Please repeat the listing below exactly, but do not include its pictures.

___ PROVIDED INFORMATION

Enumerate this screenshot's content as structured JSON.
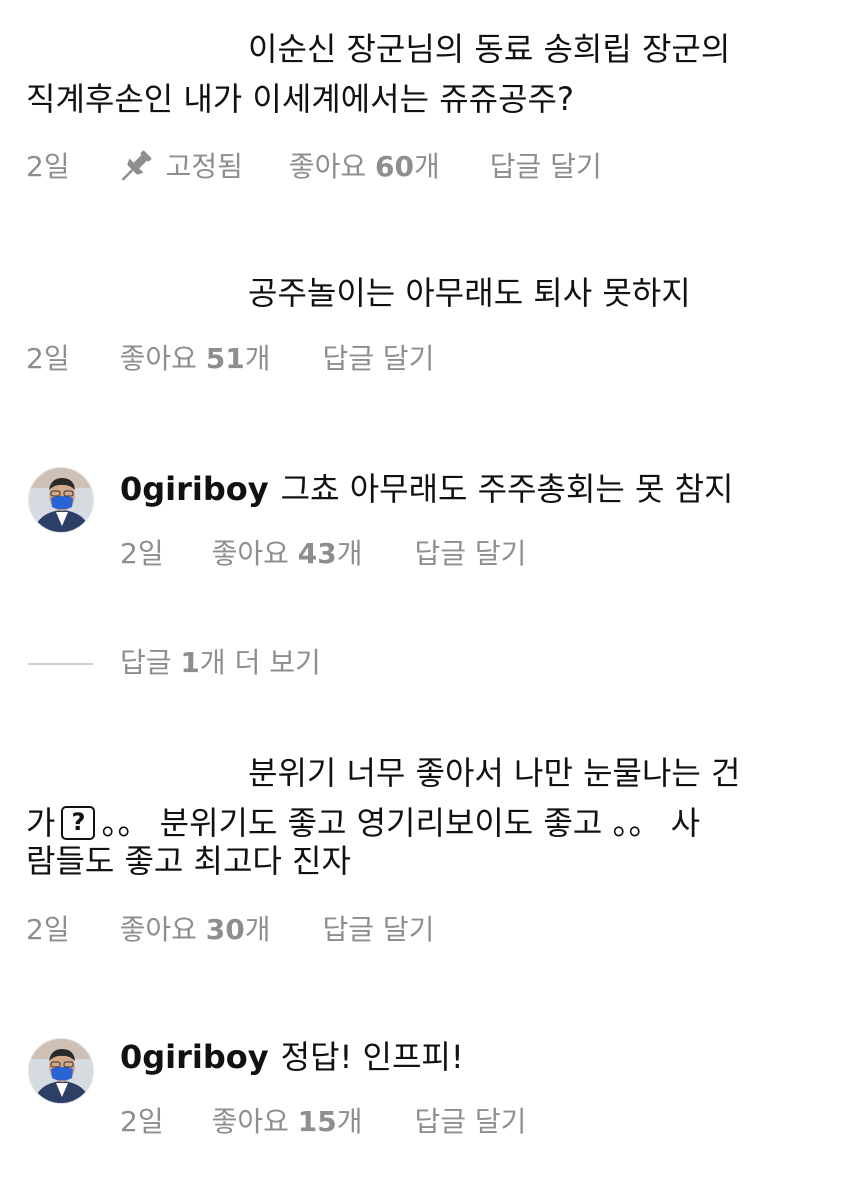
{
  "comments": [
    {
      "line1": "이순신 장군님의 동료 송희립 장군의",
      "line2": "직계후손인 내가 이세계에서는 쥬쥬공주?",
      "time": "2일",
      "pinned_label": "고정됨",
      "likes_prefix": "좋아요 ",
      "likes_count": "60",
      "likes_suffix": "개",
      "reply_label": "답글 달기"
    },
    {
      "line1": "공주놀이는 아무래도 퇴사 못하지",
      "time": "2일",
      "likes_prefix": "좋아요 ",
      "likes_count": "51",
      "likes_suffix": "개",
      "reply_label": "답글 달기"
    },
    {
      "username": "0giriboy",
      "text": "그쵸 아무래도 주주총회는 못 참지",
      "time": "2일",
      "likes_prefix": "좋아요 ",
      "likes_count": "43",
      "likes_suffix": "개",
      "reply_label": "답글 달기"
    },
    {
      "line1": "분위기 너무 좋아서 나만 눈물나는 건",
      "line2_start": "가",
      "line2_icon": "?",
      "line2_end": "。。 분위기도 좋고 영기리보이도 좋고 。。 사",
      "line3": "람들도 좋고 최고다 진자",
      "time": "2일",
      "likes_prefix": "좋아요 ",
      "likes_count": "30",
      "likes_suffix": "개",
      "reply_label": "답글 달기"
    },
    {
      "username": "0giriboy",
      "text": "정답! 인프피!",
      "time": "2일",
      "likes_prefix": "좋아요 ",
      "likes_count": "15",
      "likes_suffix": "개",
      "reply_label": "답글 달기"
    }
  ],
  "view_more": {
    "prefix": "답글 ",
    "count": "1",
    "suffix": "개 더 보기"
  },
  "icons": {
    "pin": "pin-icon",
    "question": "question-box-icon"
  },
  "colors": {
    "text": "#111111",
    "meta": "#8e8e8e"
  }
}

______

- _YOUR SOLUTION_
Enumerate this screenshot's content as structured JSON.
{
  "comments": [
    {
      "line1": "이순신 장군님의 동료 송희립 장군의",
      "line2": "직계후손인 내가 이세계에서는 쥬쥬공주?",
      "time": "2일",
      "pinned_label": "고정됨",
      "likes_prefix": "좋아요 ",
      "likes_count": "60",
      "likes_suffix": "개",
      "reply_label": "답글 달기"
    },
    {
      "line1": "공주놀이는 아무래도 퇴사 못하지",
      "time": "2일",
      "likes_prefix": "좋아요 ",
      "likes_count": "51",
      "likes_suffix": "개",
      "reply_label": "답글 달기"
    },
    {
      "username": "0giriboy",
      "text": "그쵸 아무래도 주주총회는 못 참지",
      "time": "2일",
      "likes_prefix": "좋아요 ",
      "likes_count": "43",
      "likes_suffix": "개",
      "reply_label": "답글 달기"
    },
    {
      "line1": "분위기 너무 좋아서 나만 눈물나는 건",
      "line2_start": "가",
      "line2_icon": "?",
      "line2_end": "。。 분위기도 좋고 영기리보이도 좋고 。。 사",
      "line3": "람들도 좋고 최고다 진자",
      "time": "2일",
      "likes_prefix": "좋아요 ",
      "likes_count": "30",
      "likes_suffix": "개",
      "reply_label": "답글 달기"
    },
    {
      "username": "0giriboy",
      "text": "정답! 인프피!",
      "time": "2일",
      "likes_prefix": "좋아요 ",
      "likes_count": "15",
      "likes_suffix": "개",
      "reply_label": "답글 달기"
    }
  ],
  "view_more": {
    "prefix": "답글 ",
    "count": "1",
    "suffix": "개 더 보기"
  },
  "icons": {
    "pin": "pin-icon",
    "question": "question-box-icon"
  },
  "colors": {
    "text": "#111111",
    "meta": "#8e8e8e"
  }
}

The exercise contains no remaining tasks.